All the data should come back exactly as it was given.
::: DATA :::
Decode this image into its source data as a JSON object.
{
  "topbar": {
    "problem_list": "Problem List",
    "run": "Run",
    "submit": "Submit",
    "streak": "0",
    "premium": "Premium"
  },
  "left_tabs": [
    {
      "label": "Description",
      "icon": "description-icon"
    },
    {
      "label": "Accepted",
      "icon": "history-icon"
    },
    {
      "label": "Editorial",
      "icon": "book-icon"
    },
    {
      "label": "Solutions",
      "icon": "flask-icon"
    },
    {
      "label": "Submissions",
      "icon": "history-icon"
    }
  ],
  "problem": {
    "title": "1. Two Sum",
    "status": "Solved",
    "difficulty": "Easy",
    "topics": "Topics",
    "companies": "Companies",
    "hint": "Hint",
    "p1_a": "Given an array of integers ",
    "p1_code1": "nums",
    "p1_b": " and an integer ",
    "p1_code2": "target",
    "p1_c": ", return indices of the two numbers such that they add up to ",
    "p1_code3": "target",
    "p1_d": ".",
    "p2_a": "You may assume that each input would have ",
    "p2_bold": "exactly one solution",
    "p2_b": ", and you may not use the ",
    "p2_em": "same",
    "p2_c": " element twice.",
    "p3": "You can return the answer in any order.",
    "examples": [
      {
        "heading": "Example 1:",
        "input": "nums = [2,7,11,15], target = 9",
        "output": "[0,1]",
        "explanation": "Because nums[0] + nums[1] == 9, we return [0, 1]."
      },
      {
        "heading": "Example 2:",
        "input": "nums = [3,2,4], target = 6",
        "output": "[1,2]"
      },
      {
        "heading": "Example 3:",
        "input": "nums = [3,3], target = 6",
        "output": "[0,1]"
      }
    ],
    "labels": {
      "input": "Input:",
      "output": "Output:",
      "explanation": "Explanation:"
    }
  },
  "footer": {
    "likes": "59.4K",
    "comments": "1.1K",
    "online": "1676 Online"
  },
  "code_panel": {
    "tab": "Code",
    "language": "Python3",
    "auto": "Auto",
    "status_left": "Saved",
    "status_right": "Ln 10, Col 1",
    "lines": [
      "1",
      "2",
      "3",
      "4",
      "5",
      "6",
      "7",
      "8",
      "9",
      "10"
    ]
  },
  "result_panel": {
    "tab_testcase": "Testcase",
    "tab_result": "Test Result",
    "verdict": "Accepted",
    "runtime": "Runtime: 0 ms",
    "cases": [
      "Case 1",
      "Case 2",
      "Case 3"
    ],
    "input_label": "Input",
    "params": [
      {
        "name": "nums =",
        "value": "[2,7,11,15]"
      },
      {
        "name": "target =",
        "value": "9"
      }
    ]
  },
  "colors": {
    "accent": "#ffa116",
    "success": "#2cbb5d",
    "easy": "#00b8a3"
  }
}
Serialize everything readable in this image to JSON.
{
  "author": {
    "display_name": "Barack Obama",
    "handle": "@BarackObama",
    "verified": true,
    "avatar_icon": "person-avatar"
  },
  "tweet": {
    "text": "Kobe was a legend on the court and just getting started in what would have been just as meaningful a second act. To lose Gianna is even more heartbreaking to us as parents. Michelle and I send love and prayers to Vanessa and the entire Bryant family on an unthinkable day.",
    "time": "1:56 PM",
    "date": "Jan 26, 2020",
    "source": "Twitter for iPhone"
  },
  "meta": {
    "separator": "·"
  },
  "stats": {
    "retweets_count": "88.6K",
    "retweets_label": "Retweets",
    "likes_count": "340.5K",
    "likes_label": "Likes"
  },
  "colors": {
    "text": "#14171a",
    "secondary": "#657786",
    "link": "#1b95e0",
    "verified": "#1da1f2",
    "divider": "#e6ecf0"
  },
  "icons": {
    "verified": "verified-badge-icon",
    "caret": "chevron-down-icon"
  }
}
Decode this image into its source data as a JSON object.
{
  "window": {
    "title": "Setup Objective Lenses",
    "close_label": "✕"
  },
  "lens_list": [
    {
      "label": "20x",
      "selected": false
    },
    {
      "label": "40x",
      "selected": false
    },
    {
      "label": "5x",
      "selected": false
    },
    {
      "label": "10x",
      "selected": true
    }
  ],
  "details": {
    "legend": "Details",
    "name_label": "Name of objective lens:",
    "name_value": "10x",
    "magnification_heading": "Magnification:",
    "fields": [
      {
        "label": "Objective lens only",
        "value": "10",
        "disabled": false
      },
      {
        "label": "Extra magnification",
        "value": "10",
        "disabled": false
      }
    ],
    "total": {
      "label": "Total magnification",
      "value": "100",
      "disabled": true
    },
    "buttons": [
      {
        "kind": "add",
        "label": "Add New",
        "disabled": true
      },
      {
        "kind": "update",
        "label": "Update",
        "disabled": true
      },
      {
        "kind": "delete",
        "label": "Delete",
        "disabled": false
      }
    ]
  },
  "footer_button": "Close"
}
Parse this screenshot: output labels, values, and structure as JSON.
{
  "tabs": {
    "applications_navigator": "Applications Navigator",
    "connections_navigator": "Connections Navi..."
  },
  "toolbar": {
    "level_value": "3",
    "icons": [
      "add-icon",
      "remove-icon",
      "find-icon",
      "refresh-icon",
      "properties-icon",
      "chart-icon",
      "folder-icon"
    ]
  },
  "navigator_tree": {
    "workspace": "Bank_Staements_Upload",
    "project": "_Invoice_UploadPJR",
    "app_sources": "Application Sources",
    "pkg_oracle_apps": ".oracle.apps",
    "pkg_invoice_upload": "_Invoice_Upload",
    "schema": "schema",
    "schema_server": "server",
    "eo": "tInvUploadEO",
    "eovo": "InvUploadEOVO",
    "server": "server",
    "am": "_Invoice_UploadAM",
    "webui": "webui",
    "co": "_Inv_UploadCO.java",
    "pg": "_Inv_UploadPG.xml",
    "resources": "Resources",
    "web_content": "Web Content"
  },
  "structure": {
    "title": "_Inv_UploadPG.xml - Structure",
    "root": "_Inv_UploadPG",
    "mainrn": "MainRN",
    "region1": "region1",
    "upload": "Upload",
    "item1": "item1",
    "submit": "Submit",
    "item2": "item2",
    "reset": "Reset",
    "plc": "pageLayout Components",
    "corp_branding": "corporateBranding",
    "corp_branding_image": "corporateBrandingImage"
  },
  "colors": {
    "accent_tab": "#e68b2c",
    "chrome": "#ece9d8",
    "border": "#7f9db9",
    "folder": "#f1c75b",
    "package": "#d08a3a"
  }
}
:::
■ EXERCISE OUTPUT ■
Decode this image into its source data as a JSON object.
{
  "topbar": {
    "problem_list": "Problem List",
    "run": "Run",
    "submit": "Submit",
    "streak": "0",
    "premium": "Premium"
  },
  "left_tabs": [
    {
      "label": "Description",
      "icon": "description-icon"
    },
    {
      "label": "Accepted",
      "icon": "history-icon"
    },
    {
      "label": "Editorial",
      "icon": "book-icon"
    },
    {
      "label": "Solutions",
      "icon": "flask-icon"
    },
    {
      "label": "Submissions",
      "icon": "history-icon"
    }
  ],
  "problem": {
    "title": "1. Two Sum",
    "status": "Solved",
    "difficulty": "Easy",
    "topics": "Topics",
    "companies": "Companies",
    "hint": "Hint",
    "p1_a": "Given an array of integers ",
    "p1_code1": "nums",
    "p1_b": " and an integer ",
    "p1_code2": "target",
    "p1_c": ", return indices of the two numbers such that they add up to ",
    "p1_code3": "target",
    "p1_d": ".",
    "p2_a": "You may assume that each input would have ",
    "p2_bold": "exactly one solution",
    "p2_b": ", and you may not use the ",
    "p2_em": "same",
    "p2_c": " element twice.",
    "p3": "You can return the answer in any order.",
    "examples": [
      {
        "heading": "Example 1:",
        "input": "nums = [2,7,11,15], target = 9",
        "output": "[0,1]",
        "explanation": "Because nums[0] + nums[1] == 9, we return [0, 1]."
      },
      {
        "heading": "Example 2:",
        "input": "nums = [3,2,4], target = 6",
        "output": "[1,2]"
      },
      {
        "heading": "Example 3:",
        "input": "nums = [3,3], target = 6",
        "output": "[0,1]"
      }
    ],
    "labels": {
      "input": "Input:",
      "output": "Output:",
      "explanation": "Explanation:"
    }
  },
  "footer": {
    "likes": "59.4K",
    "comments": "1.1K",
    "online": "1676 Online"
  },
  "code_panel": {
    "tab": "Code",
    "language": "Python3",
    "auto": "Auto",
    "status_left": "Saved",
    "status_right": "Ln 10, Col 1",
    "lines": [
      "1",
      "2",
      "3",
      "4",
      "5",
      "6",
      "7",
      "8",
      "9",
      "10"
    ]
  },
  "result_panel": {
    "tab_testcase": "Testcase",
    "tab_result": "Test Result",
    "verdict": "Accepted",
    "runtime": "Runtime: 0 ms",
    "cases": [
      "Case 1",
      "Case 2",
      "Case 3"
    ],
    "input_label": "Input",
    "params": [
      {
        "name": "nums =",
        "value": "[2,7,11,15]"
      },
      {
        "name": "target =",
        "value": "9"
      }
    ]
  },
  "colors": {
    "accent": "#ffa116",
    "success": "#2cbb5d",
    "easy": "#00b8a3"
  }
}
Serialize everything readable in this image to JSON.
{
  "author": {
    "display_name": "Barack Obama",
    "handle": "@BarackObama",
    "verified": true,
    "avatar_icon": "person-avatar"
  },
  "tweet": {
    "text": "Kobe was a legend on the court and just getting started in what would have been just as meaningful a second act. To lose Gianna is even more heartbreaking to us as parents. Michelle and I send love and prayers to Vanessa and the entire Bryant family on an unthinkable day.",
    "time": "1:56 PM",
    "date": "Jan 26, 2020",
    "source": "Twitter for iPhone"
  },
  "meta": {
    "separator": "·"
  },
  "stats": {
    "retweets_count": "88.6K",
    "retweets_label": "Retweets",
    "likes_count": "340.5K",
    "likes_label": "Likes"
  },
  "colors": {
    "text": "#14171a",
    "secondary": "#657786",
    "link": "#1b95e0",
    "verified": "#1da1f2",
    "divider": "#e6ecf0"
  },
  "icons": {
    "verified": "verified-badge-icon",
    "caret": "chevron-down-icon"
  }
}
Decode this image into its source data as a JSON object.
{
  "window": {
    "title": "Setup Objective Lenses",
    "close_label": "✕"
  },
  "lens_list": [
    {
      "label": "20x",
      "selected": false
    },
    {
      "label": "40x",
      "selected": false
    },
    {
      "label": "5x",
      "selected": false
    },
    {
      "label": "10x",
      "selected": true
    }
  ],
  "details": {
    "legend": "Details",
    "name_label": "Name of objective lens:",
    "name_value": "10x",
    "magnification_heading": "Magnification:",
    "fields": [
      {
        "label": "Objective lens only",
        "value": "10",
        "disabled": false
      },
      {
        "label": "Extra magnification",
        "value": "10",
        "disabled": false
      }
    ],
    "total": {
      "label": "Total magnification",
      "value": "100",
      "disabled": true
    },
    "buttons": [
      {
        "kind": "add",
        "label": "Add New",
        "disabled": true
      },
      {
        "kind": "update",
        "label": "Update",
        "disabled": true
      },
      {
        "kind": "delete",
        "label": "Delete",
        "disabled": false
      }
    ]
  },
  "footer_button": "Close"
}
Parse this screenshot: output labels, values, and structure as JSON.
{
  "tabs": {
    "applications_navigator": "Applications Navigator",
    "connections_navigator": "Connections Navi..."
  },
  "toolbar": {
    "level_value": "3",
    "icons": [
      "add-icon",
      "remove-icon",
      "find-icon",
      "refresh-icon",
      "properties-icon",
      "chart-icon",
      "folder-icon"
    ]
  },
  "navigator_tree": {
    "workspace": "Bank_Staements_Upload",
    "project": "_Invoice_UploadPJR",
    "app_sources": "Application Sources",
    "pkg_oracle_apps": ".oracle.apps",
    "pkg_invoice_upload": "_Invoice_Upload",
    "schema": "schema",
    "schema_server": "server",
    "eo": "tInvUploadEO",
    "eovo": "InvUploadEOVO",
    "server": "server",
    "am": "_Invoice_UploadAM",
    "webui": "webui",
    "co": "_Inv_UploadCO.java",
    "pg": "_Inv_UploadPG.xml",
    "resources": "Resources",
    "web_content": "Web Content"
  },
  "structure": {
    "title": "_Inv_UploadPG.xml - Structure",
    "root": "_Inv_UploadPG",
    "mainrn": "MainRN",
    "region1": "region1",
    "upload": "Upload",
    "item1": "item1",
    "submit": "Submit",
    "item2": "item2",
    "reset": "Reset",
    "plc": "pageLayout Components",
    "corp_branding": "corporateBranding",
    "corp_branding_image": "corporateBrandingImage"
  },
  "colors": {
    "accent_tab": "#e68b2c",
    "chrome": "#ece9d8",
    "border": "#7f9db9",
    "folder": "#f1c75b",
    "package": "#d08a3a"
  }
}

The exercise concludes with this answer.